# ABOUT THIS EXERCISE:
In the records below, find each line with "group" and copy it.

[Stored data entries]
┌────────

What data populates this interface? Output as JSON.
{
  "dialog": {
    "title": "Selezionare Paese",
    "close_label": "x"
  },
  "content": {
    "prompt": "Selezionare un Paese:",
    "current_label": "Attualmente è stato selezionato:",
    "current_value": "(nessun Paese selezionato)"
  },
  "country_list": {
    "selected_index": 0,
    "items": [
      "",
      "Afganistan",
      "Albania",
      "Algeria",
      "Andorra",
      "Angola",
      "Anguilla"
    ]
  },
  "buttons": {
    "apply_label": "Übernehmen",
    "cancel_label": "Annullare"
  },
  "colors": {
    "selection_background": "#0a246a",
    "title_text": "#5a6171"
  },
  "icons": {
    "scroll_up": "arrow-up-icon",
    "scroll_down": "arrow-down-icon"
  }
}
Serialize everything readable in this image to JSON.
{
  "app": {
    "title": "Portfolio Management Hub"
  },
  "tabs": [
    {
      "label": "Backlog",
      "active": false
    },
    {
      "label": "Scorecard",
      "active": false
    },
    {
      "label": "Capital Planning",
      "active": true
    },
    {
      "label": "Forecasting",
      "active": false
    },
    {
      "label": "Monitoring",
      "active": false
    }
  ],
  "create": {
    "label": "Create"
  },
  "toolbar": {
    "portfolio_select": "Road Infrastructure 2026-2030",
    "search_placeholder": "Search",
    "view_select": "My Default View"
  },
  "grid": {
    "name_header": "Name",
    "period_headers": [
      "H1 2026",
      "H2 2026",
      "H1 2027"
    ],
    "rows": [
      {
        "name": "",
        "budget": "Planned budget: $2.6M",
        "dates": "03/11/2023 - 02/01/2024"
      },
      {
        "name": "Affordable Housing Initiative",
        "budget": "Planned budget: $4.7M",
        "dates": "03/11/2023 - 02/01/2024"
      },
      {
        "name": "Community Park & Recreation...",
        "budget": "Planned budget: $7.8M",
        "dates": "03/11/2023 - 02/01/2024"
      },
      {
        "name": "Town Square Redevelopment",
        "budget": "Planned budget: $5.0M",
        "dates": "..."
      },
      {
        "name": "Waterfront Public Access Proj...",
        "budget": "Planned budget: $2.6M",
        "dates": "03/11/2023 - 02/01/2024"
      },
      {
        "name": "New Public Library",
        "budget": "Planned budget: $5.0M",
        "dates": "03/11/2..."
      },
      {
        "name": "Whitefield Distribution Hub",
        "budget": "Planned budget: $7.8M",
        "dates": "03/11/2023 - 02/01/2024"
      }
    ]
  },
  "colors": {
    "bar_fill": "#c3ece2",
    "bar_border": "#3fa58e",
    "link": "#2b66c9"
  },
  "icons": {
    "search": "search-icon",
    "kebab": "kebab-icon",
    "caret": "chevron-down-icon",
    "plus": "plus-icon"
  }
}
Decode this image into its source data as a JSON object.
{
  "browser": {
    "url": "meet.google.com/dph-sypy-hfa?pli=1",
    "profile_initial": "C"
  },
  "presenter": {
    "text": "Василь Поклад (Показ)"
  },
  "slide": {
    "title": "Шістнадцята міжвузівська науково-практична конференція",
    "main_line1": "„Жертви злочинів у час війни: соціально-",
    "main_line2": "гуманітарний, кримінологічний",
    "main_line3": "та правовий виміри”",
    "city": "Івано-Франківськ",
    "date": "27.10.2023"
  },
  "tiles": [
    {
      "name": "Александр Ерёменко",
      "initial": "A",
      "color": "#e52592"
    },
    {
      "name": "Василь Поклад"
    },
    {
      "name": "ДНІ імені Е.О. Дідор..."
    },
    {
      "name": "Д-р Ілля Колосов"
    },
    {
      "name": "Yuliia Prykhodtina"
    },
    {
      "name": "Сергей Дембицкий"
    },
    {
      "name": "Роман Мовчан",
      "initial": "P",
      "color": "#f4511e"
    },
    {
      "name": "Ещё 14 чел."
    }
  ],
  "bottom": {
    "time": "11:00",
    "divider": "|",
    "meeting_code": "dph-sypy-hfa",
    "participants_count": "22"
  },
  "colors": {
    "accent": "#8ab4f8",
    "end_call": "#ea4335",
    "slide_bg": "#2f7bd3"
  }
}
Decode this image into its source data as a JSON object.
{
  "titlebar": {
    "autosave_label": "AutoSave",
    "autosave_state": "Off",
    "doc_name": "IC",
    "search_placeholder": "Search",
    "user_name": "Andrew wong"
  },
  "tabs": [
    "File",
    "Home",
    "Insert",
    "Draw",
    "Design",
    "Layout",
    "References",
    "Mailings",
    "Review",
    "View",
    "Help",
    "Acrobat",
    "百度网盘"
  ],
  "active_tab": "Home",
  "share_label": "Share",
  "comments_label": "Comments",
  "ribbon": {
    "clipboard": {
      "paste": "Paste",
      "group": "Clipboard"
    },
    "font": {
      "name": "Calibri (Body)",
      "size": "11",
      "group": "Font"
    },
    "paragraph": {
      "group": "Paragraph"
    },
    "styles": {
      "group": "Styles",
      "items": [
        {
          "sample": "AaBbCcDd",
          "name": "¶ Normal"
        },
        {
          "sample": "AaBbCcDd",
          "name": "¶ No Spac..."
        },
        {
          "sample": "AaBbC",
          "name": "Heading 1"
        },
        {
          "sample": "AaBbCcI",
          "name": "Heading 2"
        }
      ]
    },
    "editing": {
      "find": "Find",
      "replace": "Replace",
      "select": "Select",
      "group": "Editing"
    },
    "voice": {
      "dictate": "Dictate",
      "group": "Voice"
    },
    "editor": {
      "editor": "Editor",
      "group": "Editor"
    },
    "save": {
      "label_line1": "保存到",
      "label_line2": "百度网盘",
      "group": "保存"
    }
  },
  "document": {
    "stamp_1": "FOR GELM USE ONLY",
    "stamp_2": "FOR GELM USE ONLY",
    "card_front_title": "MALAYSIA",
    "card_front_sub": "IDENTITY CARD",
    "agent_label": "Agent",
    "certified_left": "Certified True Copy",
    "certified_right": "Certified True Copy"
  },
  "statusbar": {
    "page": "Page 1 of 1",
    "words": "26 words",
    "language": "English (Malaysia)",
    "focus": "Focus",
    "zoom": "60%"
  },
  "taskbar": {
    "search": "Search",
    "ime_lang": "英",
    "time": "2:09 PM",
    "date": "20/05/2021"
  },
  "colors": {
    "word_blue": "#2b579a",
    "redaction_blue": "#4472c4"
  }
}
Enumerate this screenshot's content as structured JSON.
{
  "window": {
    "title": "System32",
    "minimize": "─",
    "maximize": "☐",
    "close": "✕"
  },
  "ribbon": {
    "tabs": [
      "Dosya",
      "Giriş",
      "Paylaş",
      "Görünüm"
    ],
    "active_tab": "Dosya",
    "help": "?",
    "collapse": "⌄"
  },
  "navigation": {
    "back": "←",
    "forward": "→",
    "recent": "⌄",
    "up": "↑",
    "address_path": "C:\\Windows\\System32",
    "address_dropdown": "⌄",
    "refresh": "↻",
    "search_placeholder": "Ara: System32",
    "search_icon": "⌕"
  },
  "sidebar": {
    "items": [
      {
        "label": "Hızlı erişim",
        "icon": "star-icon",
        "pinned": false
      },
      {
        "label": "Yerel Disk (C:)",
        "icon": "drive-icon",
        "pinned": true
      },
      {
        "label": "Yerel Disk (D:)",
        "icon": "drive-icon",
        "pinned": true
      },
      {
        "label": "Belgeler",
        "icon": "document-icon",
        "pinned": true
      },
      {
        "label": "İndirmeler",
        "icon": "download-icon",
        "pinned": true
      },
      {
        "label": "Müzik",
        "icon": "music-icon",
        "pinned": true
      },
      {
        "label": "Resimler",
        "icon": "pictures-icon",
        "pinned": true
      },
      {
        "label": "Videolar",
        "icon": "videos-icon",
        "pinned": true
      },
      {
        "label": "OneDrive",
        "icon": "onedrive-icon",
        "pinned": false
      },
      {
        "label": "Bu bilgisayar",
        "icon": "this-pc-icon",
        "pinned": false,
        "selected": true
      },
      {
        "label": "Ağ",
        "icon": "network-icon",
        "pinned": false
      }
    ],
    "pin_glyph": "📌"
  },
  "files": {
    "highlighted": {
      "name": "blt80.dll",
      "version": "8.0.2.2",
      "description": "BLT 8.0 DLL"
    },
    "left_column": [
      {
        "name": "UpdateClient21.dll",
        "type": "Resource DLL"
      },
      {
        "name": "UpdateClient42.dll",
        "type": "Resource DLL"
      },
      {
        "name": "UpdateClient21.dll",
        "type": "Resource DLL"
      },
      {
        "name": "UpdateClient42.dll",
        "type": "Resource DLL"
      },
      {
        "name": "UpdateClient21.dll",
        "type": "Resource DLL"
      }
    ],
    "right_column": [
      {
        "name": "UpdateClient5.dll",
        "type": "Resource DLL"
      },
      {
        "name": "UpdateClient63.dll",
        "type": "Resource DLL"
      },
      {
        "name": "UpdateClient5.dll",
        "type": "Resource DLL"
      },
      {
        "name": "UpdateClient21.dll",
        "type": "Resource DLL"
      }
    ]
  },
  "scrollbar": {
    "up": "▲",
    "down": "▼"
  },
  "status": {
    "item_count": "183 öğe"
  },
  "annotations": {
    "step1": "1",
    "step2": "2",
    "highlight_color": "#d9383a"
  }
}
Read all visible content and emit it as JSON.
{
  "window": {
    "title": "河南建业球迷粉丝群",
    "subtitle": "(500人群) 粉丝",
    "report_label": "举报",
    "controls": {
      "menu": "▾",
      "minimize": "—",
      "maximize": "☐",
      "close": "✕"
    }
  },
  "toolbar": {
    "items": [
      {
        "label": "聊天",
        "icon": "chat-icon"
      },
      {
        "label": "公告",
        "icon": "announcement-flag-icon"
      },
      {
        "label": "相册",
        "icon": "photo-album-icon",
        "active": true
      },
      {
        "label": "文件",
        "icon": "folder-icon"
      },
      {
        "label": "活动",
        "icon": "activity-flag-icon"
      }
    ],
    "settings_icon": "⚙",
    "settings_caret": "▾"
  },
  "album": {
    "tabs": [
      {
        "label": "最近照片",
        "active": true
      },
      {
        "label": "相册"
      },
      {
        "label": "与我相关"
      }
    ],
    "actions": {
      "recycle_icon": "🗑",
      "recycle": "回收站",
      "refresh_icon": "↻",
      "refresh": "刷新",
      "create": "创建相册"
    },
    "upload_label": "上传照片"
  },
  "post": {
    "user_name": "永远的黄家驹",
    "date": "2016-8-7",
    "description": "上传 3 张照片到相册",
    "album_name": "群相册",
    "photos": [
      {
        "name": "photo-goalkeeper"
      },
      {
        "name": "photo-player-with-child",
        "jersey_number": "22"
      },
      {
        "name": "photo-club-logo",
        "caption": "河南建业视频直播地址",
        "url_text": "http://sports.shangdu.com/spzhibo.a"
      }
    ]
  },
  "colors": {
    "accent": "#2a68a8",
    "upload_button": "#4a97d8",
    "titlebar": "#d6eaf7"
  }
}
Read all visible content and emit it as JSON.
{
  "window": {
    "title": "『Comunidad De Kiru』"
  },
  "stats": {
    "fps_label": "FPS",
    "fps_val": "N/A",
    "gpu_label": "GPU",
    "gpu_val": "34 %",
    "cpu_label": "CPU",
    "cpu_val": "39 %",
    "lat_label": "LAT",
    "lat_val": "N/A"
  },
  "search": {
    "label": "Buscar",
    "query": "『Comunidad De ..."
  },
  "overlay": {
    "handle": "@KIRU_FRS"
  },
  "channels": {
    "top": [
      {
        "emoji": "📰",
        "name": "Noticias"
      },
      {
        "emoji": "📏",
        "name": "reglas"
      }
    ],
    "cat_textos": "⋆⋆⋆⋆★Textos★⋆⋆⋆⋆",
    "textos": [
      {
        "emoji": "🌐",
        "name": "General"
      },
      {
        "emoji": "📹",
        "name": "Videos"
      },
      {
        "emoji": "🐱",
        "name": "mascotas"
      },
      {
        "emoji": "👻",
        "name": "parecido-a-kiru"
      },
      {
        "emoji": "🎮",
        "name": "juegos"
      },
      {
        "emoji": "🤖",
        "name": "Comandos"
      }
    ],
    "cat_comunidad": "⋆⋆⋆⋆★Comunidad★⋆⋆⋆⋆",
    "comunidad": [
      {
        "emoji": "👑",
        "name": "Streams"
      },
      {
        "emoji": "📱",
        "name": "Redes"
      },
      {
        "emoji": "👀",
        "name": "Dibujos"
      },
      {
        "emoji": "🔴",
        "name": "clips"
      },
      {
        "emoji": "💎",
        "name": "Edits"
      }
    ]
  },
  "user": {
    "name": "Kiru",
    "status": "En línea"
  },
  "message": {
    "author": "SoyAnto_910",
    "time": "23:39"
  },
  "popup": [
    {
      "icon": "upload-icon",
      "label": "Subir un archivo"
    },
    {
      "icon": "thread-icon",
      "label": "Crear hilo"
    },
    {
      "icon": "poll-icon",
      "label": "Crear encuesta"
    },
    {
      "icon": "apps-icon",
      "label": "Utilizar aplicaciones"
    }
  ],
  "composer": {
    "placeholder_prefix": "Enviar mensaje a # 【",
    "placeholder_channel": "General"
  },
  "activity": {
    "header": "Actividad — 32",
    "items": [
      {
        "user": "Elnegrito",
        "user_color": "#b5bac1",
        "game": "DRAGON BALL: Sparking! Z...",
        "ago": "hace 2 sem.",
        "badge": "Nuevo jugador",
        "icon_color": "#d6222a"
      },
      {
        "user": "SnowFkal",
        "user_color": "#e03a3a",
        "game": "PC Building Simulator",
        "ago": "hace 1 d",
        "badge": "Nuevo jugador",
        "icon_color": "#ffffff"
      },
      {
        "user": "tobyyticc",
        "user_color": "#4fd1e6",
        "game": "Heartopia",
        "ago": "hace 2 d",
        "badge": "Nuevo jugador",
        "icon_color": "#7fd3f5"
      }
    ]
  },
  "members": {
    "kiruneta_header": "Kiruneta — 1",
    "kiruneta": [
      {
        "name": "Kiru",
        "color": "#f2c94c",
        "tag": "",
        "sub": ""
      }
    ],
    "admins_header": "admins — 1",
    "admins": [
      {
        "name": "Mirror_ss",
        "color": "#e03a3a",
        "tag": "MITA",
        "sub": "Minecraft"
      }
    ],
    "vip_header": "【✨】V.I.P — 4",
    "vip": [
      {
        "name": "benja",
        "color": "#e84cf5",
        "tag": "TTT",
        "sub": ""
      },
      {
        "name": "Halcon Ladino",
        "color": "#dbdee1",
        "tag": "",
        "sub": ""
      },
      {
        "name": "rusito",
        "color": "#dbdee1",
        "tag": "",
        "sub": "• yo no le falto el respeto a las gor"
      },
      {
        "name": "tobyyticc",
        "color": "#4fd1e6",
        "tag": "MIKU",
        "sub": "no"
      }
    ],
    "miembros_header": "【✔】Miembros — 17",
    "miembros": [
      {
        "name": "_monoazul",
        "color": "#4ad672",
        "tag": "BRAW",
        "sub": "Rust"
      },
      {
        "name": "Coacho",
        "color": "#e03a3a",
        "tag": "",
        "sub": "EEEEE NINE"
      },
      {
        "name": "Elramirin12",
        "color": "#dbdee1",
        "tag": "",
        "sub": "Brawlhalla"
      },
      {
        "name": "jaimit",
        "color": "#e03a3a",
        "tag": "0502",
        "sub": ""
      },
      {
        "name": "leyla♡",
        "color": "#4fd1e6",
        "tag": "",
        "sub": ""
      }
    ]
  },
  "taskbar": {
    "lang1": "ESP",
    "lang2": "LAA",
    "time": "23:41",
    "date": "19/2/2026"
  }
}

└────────

# SOLVED EXERCISE:
      "group": "Clipboard"
      "group": "Font"
      "group": "Paragraph"
      "group": "Styles",
      "group": "Editing"
      "group": "Voice"
      "group": "Editor"
      "group": "保存"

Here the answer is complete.